The U.S. Supreme Court on June 17 agreed to hear a case involving federal housing discrimination law, the outcome of which will determine the validity of the U.S. Department of Housing and Urban Development’s (HUD’s) “discriminatory effects rule.”
Published on Feb. 8, 2013, this rule essentially codifies HUD’s long-held position that the Fair Housing Act applies not only to acts of intentional discrimination but also actions and policies that have a disparate impact on a protected class, regardless of intent. The rule also established uniform standards for determining when a real estate practice or policy violates the act.
The court’s final decision will affect apartment owners, managers and developers, as HUD’s new rule has called into question some often used industry and business practices, such as resident screening.
In the case, Township of Mount Holly v. Mount Holly Gardens Citizens in Action, Inc., the New Jersey township created a plan for redeveloping a blighted neighborhood occupied mostly by low- and moderate-income minority households. Residents filed suit against the township, arguing that the redevelopment lacked affordable housing and, therefore, had a disparate impact on minorities and violated the Fair Housing Act.
Backed by decisions from eleven of the thirteen federal courts of appeals, HUD and the U.S. Department of Justice(DOJ) maintain the Fair Housing Act was meant to be broadly applied and therefore includes liability for disparate impact.
HUD recently published a new study, Housing Discrimination Against Racial and Ethnic Minorities 2012, that showed subtle forms of housing discrimination persists even as obvious discriminatory treatment, such as refusing to provide information about a housing unit or denying a request to see an available unit, is declining.
NMHC/NAA previously filed an amicus brief asking the court to weigh in and determine once and for all whether disparate impact claims are allowed under the Fair Housing Act.

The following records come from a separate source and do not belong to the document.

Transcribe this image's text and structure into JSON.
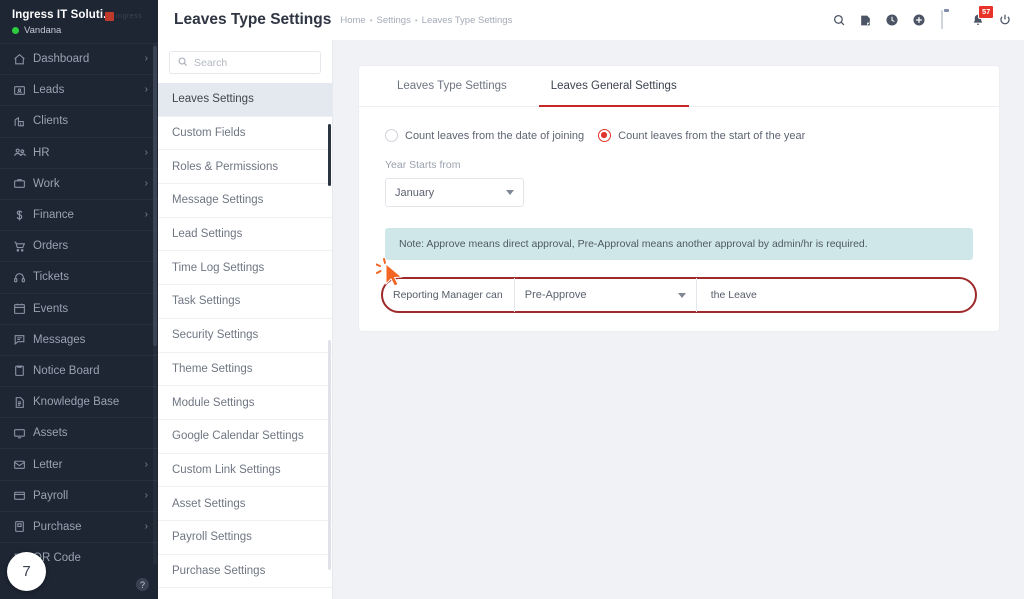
{
  "brand": {
    "company": "Ingress IT Soluti...",
    "user": "Vandana",
    "logo_text": "ingress",
    "status_color": "#2ecc40"
  },
  "sidebar": {
    "items": [
      {
        "label": "Dashboard",
        "icon": "home-icon",
        "has_chevron": true
      },
      {
        "label": "Leads",
        "icon": "leads-icon",
        "has_chevron": true
      },
      {
        "label": "Clients",
        "icon": "clients-icon",
        "has_chevron": false
      },
      {
        "label": "HR",
        "icon": "users-icon",
        "has_chevron": true
      },
      {
        "label": "Work",
        "icon": "briefcase-icon",
        "has_chevron": true
      },
      {
        "label": "Finance",
        "icon": "dollar-icon",
        "has_chevron": true
      },
      {
        "label": "Orders",
        "icon": "cart-icon",
        "has_chevron": false
      },
      {
        "label": "Tickets",
        "icon": "headset-icon",
        "has_chevron": false
      },
      {
        "label": "Events",
        "icon": "calendar-icon",
        "has_chevron": false
      },
      {
        "label": "Messages",
        "icon": "message-icon",
        "has_chevron": false
      },
      {
        "label": "Notice Board",
        "icon": "clipboard-icon",
        "has_chevron": false
      },
      {
        "label": "Knowledge Base",
        "icon": "document-icon",
        "has_chevron": false
      },
      {
        "label": "Assets",
        "icon": "monitor-icon",
        "has_chevron": false
      },
      {
        "label": "Letter",
        "icon": "envelope-icon",
        "has_chevron": true
      },
      {
        "label": "Payroll",
        "icon": "wallet-icon",
        "has_chevron": true
      },
      {
        "label": "Purchase",
        "icon": "purchase-icon",
        "has_chevron": true
      },
      {
        "label": "QR Code",
        "icon": "qr-icon",
        "has_chevron": false
      }
    ],
    "help_label": "?",
    "step_number": "7"
  },
  "topbar": {
    "title": "Leaves Type Settings",
    "breadcrumb": [
      "Home",
      "Settings",
      "Leaves Type Settings"
    ],
    "icons": [
      "search-icon",
      "note-icon",
      "clock-icon",
      "plus-circle-icon",
      "avatar",
      "bell-icon",
      "power-icon"
    ],
    "notification_count": "57",
    "badge_color": "#e8332a"
  },
  "settings_panel": {
    "search_placeholder": "Search",
    "search_value": "",
    "items": [
      {
        "label": "Leaves Settings",
        "active": true
      },
      {
        "label": "Custom Fields",
        "active": false
      },
      {
        "label": "Roles & Permissions",
        "active": false
      },
      {
        "label": "Message Settings",
        "active": false
      },
      {
        "label": "Lead Settings",
        "active": false
      },
      {
        "label": "Time Log Settings",
        "active": false
      },
      {
        "label": "Task Settings",
        "active": false
      },
      {
        "label": "Security Settings",
        "active": false
      },
      {
        "label": "Theme Settings",
        "active": false
      },
      {
        "label": "Module Settings",
        "active": false
      },
      {
        "label": "Google Calendar Settings",
        "active": false
      },
      {
        "label": "Custom Link Settings",
        "active": false
      },
      {
        "label": "Asset Settings",
        "active": false
      },
      {
        "label": "Payroll Settings",
        "active": false
      },
      {
        "label": "Purchase Settings",
        "active": false
      }
    ]
  },
  "main": {
    "tabs": [
      {
        "label": "Leaves Type Settings",
        "active": false
      },
      {
        "label": "Leaves General Settings",
        "active": true
      }
    ],
    "active_tab_color": "#c62828",
    "radio_options": [
      {
        "label": "Count leaves from the date of joining",
        "checked": false
      },
      {
        "label": "Count leaves from the start of the year",
        "checked": true
      }
    ],
    "radio_accent": "#e0332c",
    "year_starts_label": "Year Starts from",
    "year_starts_value": "January",
    "note_text": "Note: Approve means direct approval, Pre-Approval means another approval by admin/hr is required.",
    "note_bg": "#cfe7e9",
    "reporting_row": {
      "prefix": "Reporting Manager can",
      "select_value": "Pre-Approve",
      "suffix": "the Leave",
      "highlight_color": "#9e2a2b"
    }
  }
}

The Supreme Court plans to hear the case in the fall. The petitioner’s brief from the township is due in early August, followed by amicus briefs in support of the petitioner.